Typically Anthurium brownii grows smoothly and without any problems. However, ever so often, you can face some unusual issues while cultivating them.
Most of the problems you may stumble upon while growing Anthurium could result from improper watering, fertilizing, or temperature control.
When growing this plant, pests and illnesses can also be a concern.
Improper watering can allow fungus to harm your Anthurium.
Fungus and different anaerobic microorganisms multiply if the air is not always allowed to penetrate to the roots of plants and the roots of the plant remain waterlogged due to excessive watering.
You can make use of fertilizer to improve the growth of your plant. However, an excessive amount of fertilizer can cause problems.
When you use too much fertilizer, the soil turns alkaline. Over-fertilization burns the leaves, and brown spots start spreading all over the fringes, subsequently destroying entire leaves.
Anthurium brownii growing in summer at extreme temperatures of 70 to 90 degrees Fahrenheit (21 to 32 degrees Celsius) may get harmed or die outdoors.
If the temperature at which the plant is grown falls below 50 degrees Fahrenheit (10 degrees Celsius), the leaves become limp and yellow and begin to fall off.
The more indirect sunlight your Anthurium plant receives, the greater leaves your plant will generate – however direct daylight will negatively affect your leaves, drying them and killing the plant.
Anthurium brownii has thick leaves, and an excessive amount of direct sunlight on the plant ends in sunburnt leaves.
Pest and Diseases
Mealybugs are insects that produce a white protective powdery layer over the plant and effectively hide.
They like living in safe places of the plant, such as zones where the branches join or on the underside of the leaves.

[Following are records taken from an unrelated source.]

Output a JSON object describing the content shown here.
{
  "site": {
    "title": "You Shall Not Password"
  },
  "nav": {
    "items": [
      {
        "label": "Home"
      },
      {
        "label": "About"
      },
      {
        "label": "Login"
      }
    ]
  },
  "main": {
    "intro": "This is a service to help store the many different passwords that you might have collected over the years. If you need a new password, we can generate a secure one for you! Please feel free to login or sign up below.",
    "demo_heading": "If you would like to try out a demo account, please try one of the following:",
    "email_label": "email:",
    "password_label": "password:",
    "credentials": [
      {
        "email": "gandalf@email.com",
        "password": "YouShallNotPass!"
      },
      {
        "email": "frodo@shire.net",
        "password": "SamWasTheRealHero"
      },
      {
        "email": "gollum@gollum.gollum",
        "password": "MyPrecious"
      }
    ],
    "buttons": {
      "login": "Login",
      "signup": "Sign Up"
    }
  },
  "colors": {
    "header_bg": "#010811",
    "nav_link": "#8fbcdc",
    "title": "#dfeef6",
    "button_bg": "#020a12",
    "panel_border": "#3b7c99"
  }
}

They consume the nutrition from plants and deplete the fluid and organic matter of the Anthurium until the plant withers and dies.
Yellow and changing leaves, slow growth, and a black sticky substance on the Anthurium may additionally confirm that you have aphids.

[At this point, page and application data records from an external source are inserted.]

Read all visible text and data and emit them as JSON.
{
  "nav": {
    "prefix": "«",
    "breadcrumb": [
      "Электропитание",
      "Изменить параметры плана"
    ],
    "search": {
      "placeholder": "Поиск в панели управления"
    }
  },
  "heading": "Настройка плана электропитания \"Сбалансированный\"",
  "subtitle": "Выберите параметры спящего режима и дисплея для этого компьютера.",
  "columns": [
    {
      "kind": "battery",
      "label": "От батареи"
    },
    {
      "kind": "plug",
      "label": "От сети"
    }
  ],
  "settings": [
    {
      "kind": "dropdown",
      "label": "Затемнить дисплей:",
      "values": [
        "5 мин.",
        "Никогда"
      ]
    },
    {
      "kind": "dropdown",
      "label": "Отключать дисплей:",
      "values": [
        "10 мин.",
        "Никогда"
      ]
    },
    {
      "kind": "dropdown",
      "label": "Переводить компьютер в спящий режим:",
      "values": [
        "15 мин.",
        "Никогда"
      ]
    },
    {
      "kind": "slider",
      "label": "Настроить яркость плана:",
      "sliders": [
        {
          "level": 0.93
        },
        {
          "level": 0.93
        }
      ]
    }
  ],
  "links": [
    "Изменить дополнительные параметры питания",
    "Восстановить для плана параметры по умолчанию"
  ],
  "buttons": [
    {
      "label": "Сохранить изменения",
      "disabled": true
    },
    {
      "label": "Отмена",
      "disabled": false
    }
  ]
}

As they feed, they produce a sticky element called honeydew, soon infested with black mold.
Frequently Asked Questions about Anthurium brownii Care
Is Anthurium brownii toxic?
Anthurium brownii is a toxic plant. Hence, make sure your young kids and pets don’t reach it. However, it is not fatal unless it is ingested in a very large amount.
Anthurium brownii is an exceptional gift of nature. The growth and owning of this plant demand very little time, patience, or responsibility.
You get awarded with a stunning Anthurium with the most magnificent looking heart-shaped leaves of decent size.
In the right care this Anthurium will bloom freuqently.
Marcel runs the place around here. He has a deep passion for houseplants & gardening and is constantly on the lookout for yet another special plant to add to his arsenal of houseplants, succulents & cacti.
Marcel is also the founder of Iseli International Commerce, a sole proprietorship company that publishes a variety of websites and online magazines.